The SE180 runs A&K’s signature “locked” version of Android that is without Google Play services and restricts access to the base operating system. You are only able to interface with Astell & Kern’s overlay, making this a purely audio-focused experience. That said, certain flexibilities of Android remain, for instance, the ability to run apps/APKs should you want access to streaming services. You will need to do so through their Openservices menu. Simply connect the DAP to a computer, drag and drop the APK file of your choice onto the device and it will appear in the services menu for install. For those that exclusively stream, perhaps this won’t be the best choice for you as the streaming services are more buried into the OS than vanilla music playback. In addition, note that the SE180 is using an older version of Android (9.0), so you will not be able to use the latest version of certain apps – for instance, the latest version of Spotify didn’t even show up in the services app for install, but the older version 8.4.67 installed and functioned perfectly fine.
Also note that while the SE180 comes with V-Link, Deezer and TIDAL pre-installed, you cannot download tracks from these services for offline listening unless you sideload the official version. The downside to this, is that it requires manual updating as Play services are absent but again, it is unlikely that the latest versions will be supported given the installed Android version. Note as well that there is a list of supported apps on Astell & Kern’s website and other apps won’t appear in this menu for install. Quad core players can only have 4 apps installed at one time whilst octa-core players like the SE180 can have unlimited. Astell & Kern reason these limitations enable them to better optimise the software for performance and sound quality which is a valid point but not for everyone.
The actual interface will be familiar if you’ve used any of the recent AK devices, but the gestures have been updated to optimise single-handed. It boots quickly into the now playing screen and can be navigated via swipes. Swiping to the right accesses playlists and allows you to edit them, swiping left returns to the overarching categories. It works as you’d expect, and the layout is clean and simple. My main gripe here is that it is strangely difficult to scrub through tracks – though arguably this aligns with its intention as a music immersion device, so make of that what you will. You can also access a customised version of the Android swipe down quick settings menu. You have radio toggles, quick access to EQ and USB modes, AK connect, car mode, line-out toggle and volume wheel lock for portable use. Further settings are available at the far right. 3rd party app such as Spotify, are able to run in the background and playback controls will appear in the drop down menu too.
Within the settings menu you get more granular control over WiFi and BT including the option to prioritise certain BT codecs. There’s the basic gapless and low/high gain toggles, balance and playback settings and 7 digital DAC filters on the SEM1 module and 6 on the SEM2, – I used brickwall on SEM1 and short delay, sharp roll-off on SEM2 during testing. Also included is volume limit, double tap to wake, LED indicator toggle, date and time and basic device name and language settings. An appreciated addition is a toggle to remove the floating back button and change the keyboard to G board for instance, should the included board not be to your preferences. You can also change the directory for downloads and update via OTA.
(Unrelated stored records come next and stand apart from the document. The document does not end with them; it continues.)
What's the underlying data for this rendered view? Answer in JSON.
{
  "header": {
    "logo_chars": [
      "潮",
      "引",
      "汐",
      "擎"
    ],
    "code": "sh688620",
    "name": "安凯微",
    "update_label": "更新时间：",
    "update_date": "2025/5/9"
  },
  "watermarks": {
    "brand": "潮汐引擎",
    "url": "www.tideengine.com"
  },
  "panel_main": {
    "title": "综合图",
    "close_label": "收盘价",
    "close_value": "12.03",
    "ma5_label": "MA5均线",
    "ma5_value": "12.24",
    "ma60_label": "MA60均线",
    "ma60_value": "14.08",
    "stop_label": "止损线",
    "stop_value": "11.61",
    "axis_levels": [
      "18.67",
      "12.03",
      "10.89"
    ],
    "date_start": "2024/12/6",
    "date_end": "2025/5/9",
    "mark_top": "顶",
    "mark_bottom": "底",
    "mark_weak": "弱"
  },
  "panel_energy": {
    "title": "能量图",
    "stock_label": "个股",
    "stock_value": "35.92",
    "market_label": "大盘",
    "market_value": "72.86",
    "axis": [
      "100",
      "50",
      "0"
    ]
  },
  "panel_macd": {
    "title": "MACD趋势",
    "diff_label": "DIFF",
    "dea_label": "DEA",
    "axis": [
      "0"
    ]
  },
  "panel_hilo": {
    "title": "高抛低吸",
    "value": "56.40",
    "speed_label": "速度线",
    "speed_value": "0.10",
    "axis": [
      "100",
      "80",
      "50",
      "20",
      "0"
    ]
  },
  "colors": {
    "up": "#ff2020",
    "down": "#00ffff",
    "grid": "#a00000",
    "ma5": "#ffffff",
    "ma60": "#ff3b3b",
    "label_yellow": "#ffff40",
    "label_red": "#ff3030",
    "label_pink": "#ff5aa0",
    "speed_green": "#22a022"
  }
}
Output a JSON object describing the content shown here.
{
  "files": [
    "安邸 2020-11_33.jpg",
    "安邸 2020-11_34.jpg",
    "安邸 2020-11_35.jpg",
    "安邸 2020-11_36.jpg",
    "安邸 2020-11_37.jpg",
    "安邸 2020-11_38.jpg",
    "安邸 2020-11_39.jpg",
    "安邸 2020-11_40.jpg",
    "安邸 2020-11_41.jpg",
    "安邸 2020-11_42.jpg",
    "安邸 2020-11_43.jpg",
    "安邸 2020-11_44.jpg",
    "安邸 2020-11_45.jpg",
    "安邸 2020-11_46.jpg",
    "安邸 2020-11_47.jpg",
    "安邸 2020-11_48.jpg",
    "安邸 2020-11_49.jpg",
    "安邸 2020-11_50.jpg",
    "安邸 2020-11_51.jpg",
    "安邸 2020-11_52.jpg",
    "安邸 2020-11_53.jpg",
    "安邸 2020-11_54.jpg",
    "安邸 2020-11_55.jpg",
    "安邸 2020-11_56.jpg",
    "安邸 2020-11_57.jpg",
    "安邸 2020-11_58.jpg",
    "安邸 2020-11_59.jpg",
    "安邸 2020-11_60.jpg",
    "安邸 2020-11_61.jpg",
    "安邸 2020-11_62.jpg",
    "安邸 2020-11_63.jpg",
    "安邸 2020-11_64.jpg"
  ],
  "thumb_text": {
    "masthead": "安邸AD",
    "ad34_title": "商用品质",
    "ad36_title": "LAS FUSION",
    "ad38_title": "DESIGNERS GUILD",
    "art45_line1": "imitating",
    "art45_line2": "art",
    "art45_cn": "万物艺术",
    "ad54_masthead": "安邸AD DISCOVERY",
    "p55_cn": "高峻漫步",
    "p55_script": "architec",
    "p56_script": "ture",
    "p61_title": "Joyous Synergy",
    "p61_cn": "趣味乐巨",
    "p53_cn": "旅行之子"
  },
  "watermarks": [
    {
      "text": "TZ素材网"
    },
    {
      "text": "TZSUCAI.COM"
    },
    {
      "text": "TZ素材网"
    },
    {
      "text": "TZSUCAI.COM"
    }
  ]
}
Car Mode and EQ
I felt it appropriate to delve more into car mode here given many use DAPs for car audio playback as wireless support here remains widely lacking. In car mode, you are no longer able to leave the now playing screen and controls are simplified to include a large fine scrub bar, skip track and playback modes. You can toggle landscape and horizontal orientations though it defaults to landscape. Playlists are available at the top right, but you cannot browse by album, song, etc. Car mode is easily exited via the button in the top left. The inbuilt equaliser is very capable and offers almost as much granularity as a parametric system. It has very fine frequency bands and gives you gain setting granularity to the 0.1dB, indicated also in the bottom left. This means you are able to very finely tune the sound output of this device and such flexibility is surely something I haven’t seen hugely adopted.
Astell & Kern first introduced a flexible DAC system on the SE200 which contained two audio circuits, one with based upon an ESS architecture, the other an AKM chipset. The SE180 assumes a modular approach to the same goal with its all-in-one hot swappable audio modules. In fact, this system offers greater flexibility, allowing the user to alter the DAC and AMP setup (though not independently), albeit at the cost of the convenience of having both on device at all times. The modules are a sleek affair and, as note above, I was impressed by the tight tolerances and colour matching with the main housing. They have a brushed metal heatsink on top and interface via USB type-C. The shape of the modules means they always interface reliably with the connector within the DAP when attached. They lock in very securely with clips on either side and I never experienced any issues with connectivity. That said, they are quite difficult to remove. You also cannot hot swap modules during operation as the device will shut down once the module has been removed.
The SE180 uses a 3800mAh battery which is medium sized considering its physical dimensions. Runtime is claimed to be around 10 hrs which I found to be accurate when listening to FLAC files on IEMs using normal gain around volume level 45-55/150, WiFi on. This is a fairly typical result for a DAP of this size and output power and it’s commendable that runtimes match A&K’s figures so well. You can get much higher figures on smaller DAPs but they’ll also be more locked down from a software POV and this will come at the cost of output power. The SE180 auto powers off after 30 minutes of inactivity, but this can be changed in the settings menu up to 24hrs. Standby power drain is quite low too, and the device is smart enough to pause playback and disable the amp circuit when headphones are disconnected. This means there’s always power remaining for listening when you need it. Charging is also simplified by the addition of fast charge from supported wall charger or power banks. This means you can top up in about 3hrs as opposed to 5hrs from a regular 2A, 5V charger.
I would like to talk about the WiFi implementation. In transparency, I haven’t personally been involved in the DAP scene for a while and am not the most familiar with the latest generation of devices, so I cannot say if all perform as well as this. However, the SE180 does take full advantage of the WiFi speeds in my area, it has great range and didn’t struggle to buffer during lossless streaming as my older DAPs frequently would. OTAs also download very quickly, the 500mb 1.13 update downloaded and installed in under 10 minutes – of course, this will rely on your WiFi connection as well. Do note that you can only update the SE180 via OTA at this time, no files were available on A&K’s website.
Bluetooth impresses similarly, especially when it comes to Codec support. You get LDAC, apt-X HD and AAC and SBC for Apple and older devices. In addition, you are able to force a certain codec which is handy for LDAC especially as you can prioritise either stability/range or quality. The DAP streamed just like any smart device to my wireless devices and used the highest quality codec available. Conversely, BT receiver functionality is very easy to access and works seamlessly as intended. It connected to my Xperia 5 II over LDAC where I experienced a reliable connection free of artefacts. Range is not the best on LDAC quality priority but can be set to scale according to signal so you get the highest quality possible without skipping or cutting out.
The SE180 adds versatility with its variety of connectivity options. With Android and full radio support, it can act as a BT transmitter and receiver, both functioned well for me with no hickups. Over its Type-C connector, the device can be used as a USB DAC/AMP and worked well with my Windows 10 PC requiring no additional drivers. Volume control and latency were both ideal. The SE180 can also output to external audio sources. However, do note that volume control is disabled so the output device must have some form of control here, otherwise, you will be locked to 100% volume.